1.   “Theoretical Comparison of the Bonding in CpCr(CO)2(NX) [X = O, S, Se, Te],” C.M. Teague†, T.A. O’Brien, and J.F. O’Brien*, J. Coord. Chem. 55(6), 627-631, 2002.
2.   “A Close Look at Three Variable Stars,” C.M. Teague†, Proceedings of the Missouri Space Grant Consortium Seventh Annual Meeting, 1998.
1.   “Differential CCD Photometry of HD 9250, HD 44812, and HD 45829,” C.M. Teague†, Proceedings of the Missouri Space Grant Consortium Sixth Annual Meeting, 1997.
This list includes presentations from the last three years which are related to the work described above.   For a full list, click here.
Corresponding authors asterisked, undergraduate authors daggered, presenters underlined
Scientific Meetings and Symposia
32.   Oral:   “Computational Investigation of Reactive to Nonreactive Capture of Carbon Dioxide by Oxygen-Containing Lewis Bases,” C.M. Teague*, S. Dai, and D. Jiang*, 241st National Meeting of the American Chemical Society, Anaheim, CA, 3/11.

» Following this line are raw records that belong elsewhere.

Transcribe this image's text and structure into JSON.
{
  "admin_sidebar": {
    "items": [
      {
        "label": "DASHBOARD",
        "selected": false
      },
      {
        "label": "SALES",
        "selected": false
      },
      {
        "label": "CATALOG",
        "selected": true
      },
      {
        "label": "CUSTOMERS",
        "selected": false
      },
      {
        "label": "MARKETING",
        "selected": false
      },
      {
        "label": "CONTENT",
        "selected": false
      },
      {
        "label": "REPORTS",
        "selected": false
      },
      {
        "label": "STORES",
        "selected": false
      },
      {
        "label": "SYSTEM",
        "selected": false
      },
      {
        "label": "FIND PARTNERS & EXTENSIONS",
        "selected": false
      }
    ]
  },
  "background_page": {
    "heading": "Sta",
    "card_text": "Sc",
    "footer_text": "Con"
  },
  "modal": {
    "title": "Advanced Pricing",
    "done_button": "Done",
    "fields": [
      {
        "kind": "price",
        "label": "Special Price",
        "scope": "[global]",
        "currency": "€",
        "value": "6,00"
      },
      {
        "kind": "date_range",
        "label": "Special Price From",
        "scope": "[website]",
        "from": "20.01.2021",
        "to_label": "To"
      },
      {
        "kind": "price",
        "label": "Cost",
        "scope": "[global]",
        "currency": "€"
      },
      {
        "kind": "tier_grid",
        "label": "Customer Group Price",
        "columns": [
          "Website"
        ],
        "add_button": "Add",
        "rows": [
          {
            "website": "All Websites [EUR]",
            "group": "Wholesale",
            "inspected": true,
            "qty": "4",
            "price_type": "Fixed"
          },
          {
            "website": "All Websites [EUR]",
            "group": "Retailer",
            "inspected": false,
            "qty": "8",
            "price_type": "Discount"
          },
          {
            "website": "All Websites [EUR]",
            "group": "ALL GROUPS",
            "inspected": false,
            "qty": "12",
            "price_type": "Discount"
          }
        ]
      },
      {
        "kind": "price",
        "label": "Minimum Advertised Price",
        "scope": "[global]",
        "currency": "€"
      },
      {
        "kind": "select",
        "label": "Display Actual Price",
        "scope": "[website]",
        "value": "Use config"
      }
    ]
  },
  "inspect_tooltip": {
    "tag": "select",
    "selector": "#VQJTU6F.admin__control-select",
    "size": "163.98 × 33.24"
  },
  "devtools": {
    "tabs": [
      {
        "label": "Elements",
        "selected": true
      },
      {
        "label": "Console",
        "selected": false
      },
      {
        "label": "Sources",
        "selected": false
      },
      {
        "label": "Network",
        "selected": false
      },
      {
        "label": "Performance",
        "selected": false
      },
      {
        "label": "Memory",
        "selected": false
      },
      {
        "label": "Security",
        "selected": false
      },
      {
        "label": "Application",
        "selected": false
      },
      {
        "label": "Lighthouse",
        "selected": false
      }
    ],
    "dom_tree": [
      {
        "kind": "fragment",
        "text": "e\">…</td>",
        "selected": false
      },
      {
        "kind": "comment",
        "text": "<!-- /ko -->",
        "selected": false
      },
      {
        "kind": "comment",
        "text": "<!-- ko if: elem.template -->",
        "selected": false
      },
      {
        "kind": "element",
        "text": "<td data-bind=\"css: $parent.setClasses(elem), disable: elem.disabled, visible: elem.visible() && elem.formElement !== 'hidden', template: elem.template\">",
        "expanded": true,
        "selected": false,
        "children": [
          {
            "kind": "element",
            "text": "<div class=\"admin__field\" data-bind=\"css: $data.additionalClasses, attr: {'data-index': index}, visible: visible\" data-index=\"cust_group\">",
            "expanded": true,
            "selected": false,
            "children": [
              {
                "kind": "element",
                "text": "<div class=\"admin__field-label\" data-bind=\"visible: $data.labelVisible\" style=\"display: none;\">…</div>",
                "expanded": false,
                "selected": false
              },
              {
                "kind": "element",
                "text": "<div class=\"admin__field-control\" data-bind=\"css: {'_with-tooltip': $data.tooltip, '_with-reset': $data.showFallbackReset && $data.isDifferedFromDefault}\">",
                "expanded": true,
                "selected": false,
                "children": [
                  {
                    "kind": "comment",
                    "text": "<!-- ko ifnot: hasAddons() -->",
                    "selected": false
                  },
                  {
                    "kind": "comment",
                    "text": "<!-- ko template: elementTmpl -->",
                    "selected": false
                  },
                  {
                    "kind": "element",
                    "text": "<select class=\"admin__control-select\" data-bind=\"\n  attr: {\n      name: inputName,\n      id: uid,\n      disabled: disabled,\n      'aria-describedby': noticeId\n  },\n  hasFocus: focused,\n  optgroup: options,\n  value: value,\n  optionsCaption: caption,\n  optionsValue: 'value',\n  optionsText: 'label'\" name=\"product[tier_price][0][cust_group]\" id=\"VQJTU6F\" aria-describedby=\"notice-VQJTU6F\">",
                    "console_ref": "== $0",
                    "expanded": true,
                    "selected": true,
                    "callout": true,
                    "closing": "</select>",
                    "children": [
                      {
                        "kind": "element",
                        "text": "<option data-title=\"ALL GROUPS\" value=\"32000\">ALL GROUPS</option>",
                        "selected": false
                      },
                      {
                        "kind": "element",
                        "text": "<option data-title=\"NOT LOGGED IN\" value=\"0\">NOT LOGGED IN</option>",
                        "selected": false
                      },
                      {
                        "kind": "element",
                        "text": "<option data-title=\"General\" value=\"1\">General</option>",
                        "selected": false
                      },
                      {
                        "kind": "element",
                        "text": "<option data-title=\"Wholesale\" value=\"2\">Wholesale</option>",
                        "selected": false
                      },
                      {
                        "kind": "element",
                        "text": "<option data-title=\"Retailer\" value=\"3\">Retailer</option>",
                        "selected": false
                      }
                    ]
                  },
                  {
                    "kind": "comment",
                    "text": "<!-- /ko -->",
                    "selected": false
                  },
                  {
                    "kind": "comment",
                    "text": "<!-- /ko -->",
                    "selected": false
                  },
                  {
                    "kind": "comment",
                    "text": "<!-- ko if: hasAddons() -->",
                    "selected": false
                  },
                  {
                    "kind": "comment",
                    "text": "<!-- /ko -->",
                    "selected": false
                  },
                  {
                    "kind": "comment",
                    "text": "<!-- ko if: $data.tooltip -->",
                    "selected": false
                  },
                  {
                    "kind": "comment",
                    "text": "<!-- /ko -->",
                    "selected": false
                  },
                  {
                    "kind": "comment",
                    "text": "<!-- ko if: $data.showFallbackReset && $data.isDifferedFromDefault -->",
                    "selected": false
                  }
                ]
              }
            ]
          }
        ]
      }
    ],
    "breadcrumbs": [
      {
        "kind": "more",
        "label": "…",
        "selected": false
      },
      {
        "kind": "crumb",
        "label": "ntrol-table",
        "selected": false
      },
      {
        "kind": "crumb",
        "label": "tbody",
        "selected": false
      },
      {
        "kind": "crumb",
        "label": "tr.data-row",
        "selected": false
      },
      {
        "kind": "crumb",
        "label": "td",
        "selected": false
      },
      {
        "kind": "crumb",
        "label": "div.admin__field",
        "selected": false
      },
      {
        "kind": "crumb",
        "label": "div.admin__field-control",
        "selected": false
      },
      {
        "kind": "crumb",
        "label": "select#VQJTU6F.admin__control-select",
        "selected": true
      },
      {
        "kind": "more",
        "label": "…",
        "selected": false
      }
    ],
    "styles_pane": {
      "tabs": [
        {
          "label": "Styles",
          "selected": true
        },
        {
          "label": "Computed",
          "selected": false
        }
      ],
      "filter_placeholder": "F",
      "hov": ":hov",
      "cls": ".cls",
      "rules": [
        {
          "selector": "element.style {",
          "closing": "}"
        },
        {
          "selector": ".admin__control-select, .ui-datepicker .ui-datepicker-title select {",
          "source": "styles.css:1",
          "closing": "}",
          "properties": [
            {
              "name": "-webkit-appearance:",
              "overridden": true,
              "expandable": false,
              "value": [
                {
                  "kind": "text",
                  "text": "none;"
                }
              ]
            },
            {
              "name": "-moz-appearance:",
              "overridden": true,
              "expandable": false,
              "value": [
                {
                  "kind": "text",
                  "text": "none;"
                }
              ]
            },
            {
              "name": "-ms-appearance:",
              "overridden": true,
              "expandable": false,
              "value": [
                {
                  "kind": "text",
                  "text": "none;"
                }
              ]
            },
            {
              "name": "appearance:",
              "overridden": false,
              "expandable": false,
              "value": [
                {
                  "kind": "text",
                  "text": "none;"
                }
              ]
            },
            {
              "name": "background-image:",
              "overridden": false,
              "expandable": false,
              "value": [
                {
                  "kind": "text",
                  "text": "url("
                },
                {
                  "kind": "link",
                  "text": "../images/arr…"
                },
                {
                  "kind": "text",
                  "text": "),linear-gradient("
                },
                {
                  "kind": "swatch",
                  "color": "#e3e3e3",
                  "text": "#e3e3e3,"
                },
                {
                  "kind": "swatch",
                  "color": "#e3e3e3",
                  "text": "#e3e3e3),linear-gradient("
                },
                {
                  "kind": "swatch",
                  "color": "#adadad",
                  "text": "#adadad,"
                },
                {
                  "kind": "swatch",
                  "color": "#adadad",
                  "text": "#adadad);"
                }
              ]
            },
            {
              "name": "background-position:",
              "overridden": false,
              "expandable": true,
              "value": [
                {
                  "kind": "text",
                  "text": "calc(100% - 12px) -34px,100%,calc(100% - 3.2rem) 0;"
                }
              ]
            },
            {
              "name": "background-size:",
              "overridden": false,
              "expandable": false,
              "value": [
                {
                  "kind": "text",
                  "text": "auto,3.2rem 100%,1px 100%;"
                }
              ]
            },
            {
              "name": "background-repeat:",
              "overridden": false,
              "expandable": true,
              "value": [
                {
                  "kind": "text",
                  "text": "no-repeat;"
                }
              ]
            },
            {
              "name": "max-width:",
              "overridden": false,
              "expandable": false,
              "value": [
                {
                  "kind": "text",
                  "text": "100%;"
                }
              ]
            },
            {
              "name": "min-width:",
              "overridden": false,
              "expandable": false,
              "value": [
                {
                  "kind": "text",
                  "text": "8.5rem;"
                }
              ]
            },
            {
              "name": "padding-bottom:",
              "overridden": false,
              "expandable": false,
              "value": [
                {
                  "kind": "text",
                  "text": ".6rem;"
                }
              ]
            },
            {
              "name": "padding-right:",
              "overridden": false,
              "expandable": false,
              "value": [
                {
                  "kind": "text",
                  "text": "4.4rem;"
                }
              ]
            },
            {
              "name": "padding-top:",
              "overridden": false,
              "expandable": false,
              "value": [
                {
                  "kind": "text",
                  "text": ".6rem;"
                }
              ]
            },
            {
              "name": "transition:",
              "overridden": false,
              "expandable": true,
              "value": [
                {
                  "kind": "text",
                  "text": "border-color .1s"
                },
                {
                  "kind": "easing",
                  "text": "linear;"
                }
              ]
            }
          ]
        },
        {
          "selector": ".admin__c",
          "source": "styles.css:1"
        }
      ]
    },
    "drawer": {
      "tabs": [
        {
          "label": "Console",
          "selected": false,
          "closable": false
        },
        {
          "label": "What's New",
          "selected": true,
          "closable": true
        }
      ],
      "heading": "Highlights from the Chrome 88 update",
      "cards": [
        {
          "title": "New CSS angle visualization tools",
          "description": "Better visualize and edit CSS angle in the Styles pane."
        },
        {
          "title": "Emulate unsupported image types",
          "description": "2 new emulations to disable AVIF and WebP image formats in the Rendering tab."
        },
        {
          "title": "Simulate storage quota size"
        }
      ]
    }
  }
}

31.   Oral:   C.M. Teague*, Science Interest Group Lecture, Cornell College, Mount Vernon, IA, 1/11.
30.   Oral:   “Two integrations of nanoscience into the undergraduate curriculum:   A comparison,” C.M. Teague*, 21st Biennial Conference on Chemical Education, Denton, TX, 8/10.
29.   Poster:   “Nanoscience:   An advanced undergraduate course for science majors,” C.M. Teague*, 239th National Meeting of the American Chemical Society, San Francisco, CA, 3/10.
28.   Oral:   “Computational Chemistry Studies of Ionic Liquid Systems,” C.M. Teague*, Oak Ridge Science Semester Interdisciplinary Seminar Series, Oak Ridge, TN, 12/09.
Broad-based Symposia and Related
17.   Poster:   "Synthesis of Bimetallic Core-Shell Metal Nanoparticles Capped by Keggin Ions,” M. Brobst† and C.M. Teague*, Student Symposium, Cornell College, Mount Vernon, IA, 4/09.
This list includes successful grant applications from the last three years which are related to the work described above.   For a full list, click here.
Principal investigators asterisked, undergraduate authors daggered
14.   R.J. McElroy Student/Faculty Research Fund, awarded 5/11.
Internal:   Awards listed here require proposal writing and activity reporting.
20.   McConnell Travel Funds, awarded 11/10.
18.   Hewlett Planning Grant, awarded 3/10.
17.   McConnell Sabbatical Fellowship, awarded 12/09.
I maintain active memberships in the following: